The business is showing growth but remains uneven
After the holiday, JCK talked to nearly two dozen jewelers about their Christmas sales. Most provided positive reports. After 24 Karat weekend, I’d like to add to that.
It seems the holiday was no better—and no worse—than holidays have been since the financial crisis. For the last few years, the industry has posted small but steady growth—usually in the single digits. This holiday looks to continue this pattern. Sales grew, but not by a huge amount.
In a way this isn’t surprising—the overall economy has been showing slow but steady growth for the last few years. In the third quarter, it grew 2 percent. Given that the industry still advertises less than others, there seems little reason it should outpace that. As Jewelers Board of Trade president Dione Kenyon told me: “If the [U.S.] economy can’t grow more than 2 percent, jewelry sales aren’t going to grow more than that.”
What is striking is how uneven business is—some jewelers did great, some did okay, and many were flat or slightly below last year. But business was also uneven throughout the year. Some told us December sales outpaced the rest of the year’s; others reported the opposite.
At the Forevermark cocktail party on Jan. 11, De Beers CEO Philippe Mellier said his stats showed sales for both the holiday season and the year rose 7 percent at Forevermark jewelers. (He also took a minor shot at Martin Rapaport, noting Rapaport released his anti-Mellier jeremiad just “before the selling season.” Mellier added, “I’m still here.”)
Diamond sales likely did outpace general jewelry sales, with bridal and studs being particularly hot last year. Signet’s 5 percent gain in November–December was in part fueled by the success of Ever Us.
Concerning the diamond business in general, the overall (but certainly not absolute) consensus is that it is starting to bottom out, and we should see a turnaround by this summer. One possible danger is the ripple effect. Clearly, the dramatic cessation of buying this year was out of proportion to the moderate drop in demand. Yet, if things improve, companies could overreact in the other direction, buy too many goods, and end up stuck again.
What do we see for the year ahead? The industry has woken up in a big way. and we are seeing a lot more marketing. That is a great sign. The U.S. economy remains healthy, at least compared to the rest on the world. On the minus side, many worry that the bad news from overseas might slow down growth here. Election years generally don’t help retail, and this looks to be a particularly unpredictable and maybe even unsettling one.
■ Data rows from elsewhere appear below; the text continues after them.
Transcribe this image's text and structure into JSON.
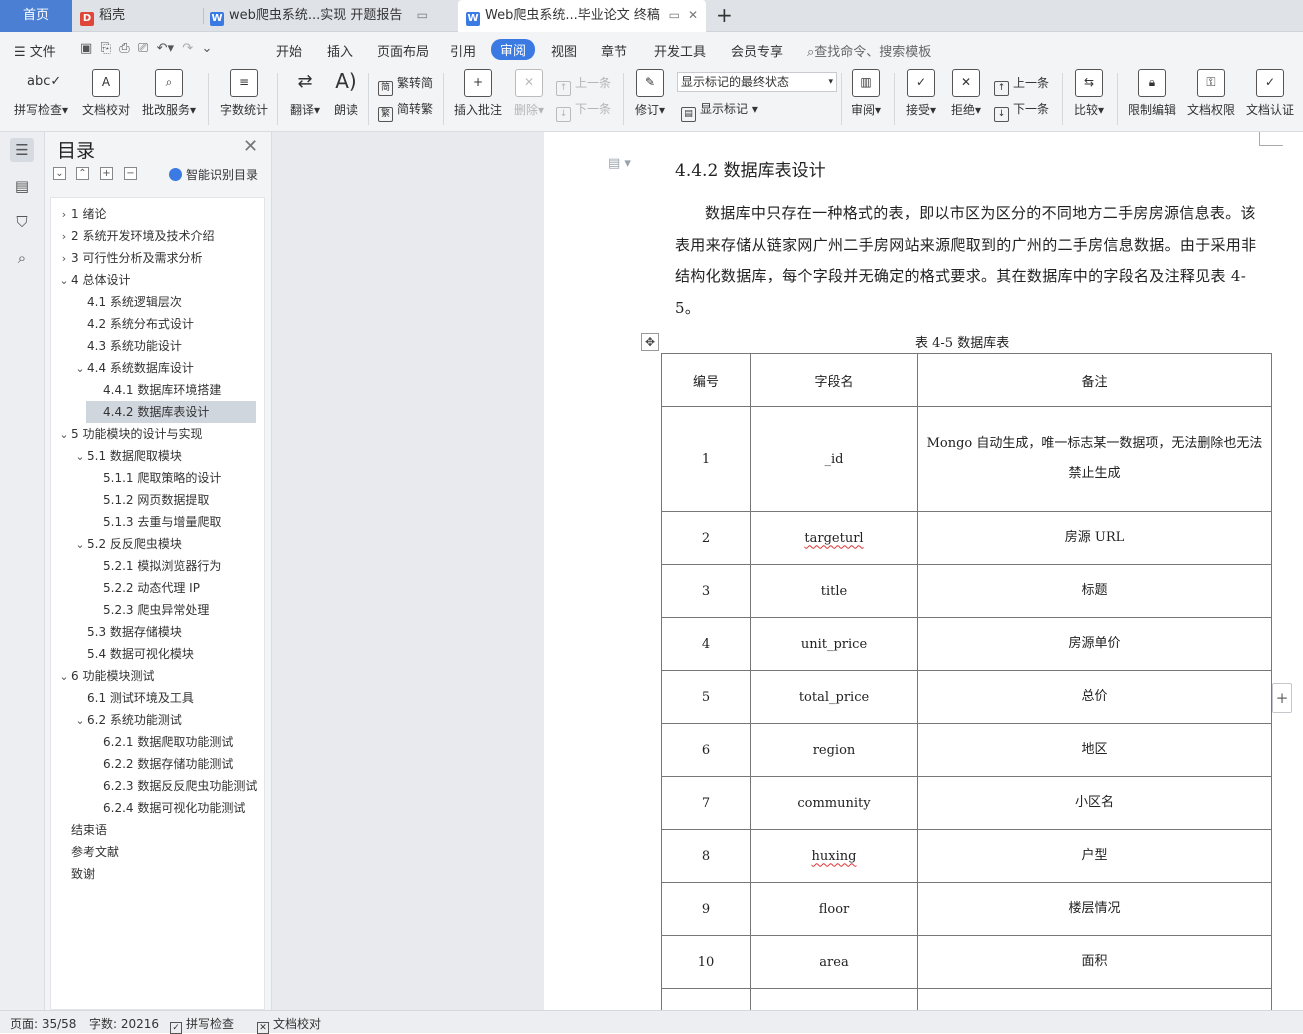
{
  "tabs": [
    {
      "label": "首页"
    },
    {
      "label": "稻壳"
    },
    {
      "label": "web爬虫系统...实现 开题报告"
    },
    {
      "label": "Web爬虫系统...毕业论文 终稿"
    }
  ],
  "new_tab": "+",
  "menu": {
    "file": "文件",
    "items": [
      "开始",
      "插入",
      "页面布局",
      "引用",
      "审阅",
      "视图",
      "章节",
      "开发工具",
      "会员专享"
    ],
    "search": "查找命令、搜索模板"
  },
  "ribbon": {
    "spell_check": "拼写检查",
    "doc_proof": "文档校对",
    "batch_service": "批改服务",
    "word_count": "字数统计",
    "translate": "翻译",
    "read_aloud": "朗读",
    "trad_to_simp": "繁转简",
    "simp_to_trad": "简转繁",
    "insert_comment": "插入批注",
    "delete": "删除",
    "prev_comment": "上一条",
    "next_comment": "下一条",
    "revise": "修订",
    "markup_state": "显示标记的最终状态",
    "show_markup": "显示标记",
    "review": "审阅",
    "accept": "接受",
    "reject": "拒绝",
    "prev_change": "上一条",
    "next_change": "下一条",
    "compare": "比较",
    "restrict_edit": "限制编辑",
    "doc_permission": "文档权限",
    "doc_auth": "文档认证"
  },
  "toc": {
    "title": "目录",
    "smart": "智能识别目录",
    "items": [
      {
        "text": "1  绪论",
        "arrow": "›"
      },
      {
        "text": "2  系统开发环境及技术介绍",
        "arrow": "›"
      },
      {
        "text": "3  可行性分析及需求分析",
        "arrow": "›"
      },
      {
        "text": "4  总体设计",
        "arrow": "⌄"
      },
      {
        "text": "4.1  系统逻辑层次",
        "arrow": ""
      },
      {
        "text": "4.2  系统分布式设计",
        "arrow": ""
      },
      {
        "text": "4.3  系统功能设计",
        "arrow": ""
      },
      {
        "text": "4.4  系统数据库设计",
        "arrow": "⌄"
      },
      {
        "text": "4.4.1  数据库环境搭建",
        "arrow": ""
      },
      {
        "text": "4.4.2  数据库表设计",
        "arrow": ""
      },
      {
        "text": "5  功能模块的设计与实现",
        "arrow": "⌄"
      },
      {
        "text": "5.1  数据爬取模块",
        "arrow": "⌄"
      },
      {
        "text": "5.1.1  爬取策略的设计",
        "arrow": ""
      },
      {
        "text": "5.1.2  网页数据提取",
        "arrow": ""
      },
      {
        "text": "5.1.3  去重与增量爬取",
        "arrow": ""
      },
      {
        "text": "5.2  反反爬虫模块",
        "arrow": "⌄"
      },
      {
        "text": "5.2.1  模拟浏览器行为",
        "arrow": ""
      },
      {
        "text": "5.2.2  动态代理 IP",
        "arrow": ""
      },
      {
        "text": "5.2.3  爬虫异常处理",
        "arrow": ""
      },
      {
        "text": "5.3  数据存储模块",
        "arrow": ""
      },
      {
        "text": "5.4  数据可视化模块",
        "arrow": ""
      },
      {
        "text": "6  功能模块测试",
        "arrow": "⌄"
      },
      {
        "text": "6.1  测试环境及工具",
        "arrow": ""
      },
      {
        "text": "6.2  系统功能测试",
        "arrow": "⌄"
      },
      {
        "text": "6.2.1  数据爬取功能测试",
        "arrow": ""
      },
      {
        "text": "6.2.2  数据存储功能测试",
        "arrow": ""
      },
      {
        "text": "6.2.3  数据反反爬虫功能测试",
        "arrow": ""
      },
      {
        "text": "6.2.4  数据可视化功能测试",
        "arrow": ""
      },
      {
        "text": "结束语",
        "arrow": ""
      },
      {
        "text": "参考文献",
        "arrow": ""
      },
      {
        "text": "致谢",
        "arrow": ""
      }
    ]
  },
  "doc": {
    "heading": "4.4.2  数据库表设计",
    "paragraph": "数据库中只存在一种格式的表，即以市区为区分的不同地方二手房房源信息表。该表用来存储从链家网广州二手房网站来源爬取到的广州的二手房信息数据。由于采用非结构化数据库，每个字段并无确定的格式要求。其在数据库中的字段名及注释见表 4-5。",
    "caption": "表 4-5 数据库表",
    "table": {
      "headers": [
        "编号",
        "字段名",
        "备注"
      ],
      "rows": [
        [
          "1",
          "_id",
          "Mongo 自动生成，唯一标志某一数据项，无法删除也无法禁止生成"
        ],
        [
          "2",
          "targeturl",
          "房源 URL"
        ],
        [
          "3",
          "title",
          "标题"
        ],
        [
          "4",
          "unit_price",
          "房源单价"
        ],
        [
          "5",
          "total_price",
          "总价"
        ],
        [
          "6",
          "region",
          "地区"
        ],
        [
          "7",
          "community",
          "小区名"
        ],
        [
          "8",
          "huxing",
          "户型"
        ],
        [
          "9",
          "floor",
          "楼层情况"
        ],
        [
          "10",
          "area",
          "面积"
        ],
        [
          "",
          "",
          ""
        ]
      ]
    }
  },
  "status": {
    "page": "页面: 35/58",
    "words": "字数: 20216",
    "spell": "拼写检查",
    "proof": "文档校对"
  }
}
One final point: Some people called my recent post about independent jewelers closing depressing, even if they liked the idea of saluting their departing comrades. Believe me, it wasn’t fun to write. Consolidation is a fact of life in this industry, and it likely isn’t over. I can only stress, as I did in that post, that most of the closings are retirements, rather than bankruptcies. There are still more independent jewelers than other types of retailers, and this thinning of the herd, while not particularly pleasant, should make the remaining players stronger.
These are not easy times, but there are a lot of opportunities out there.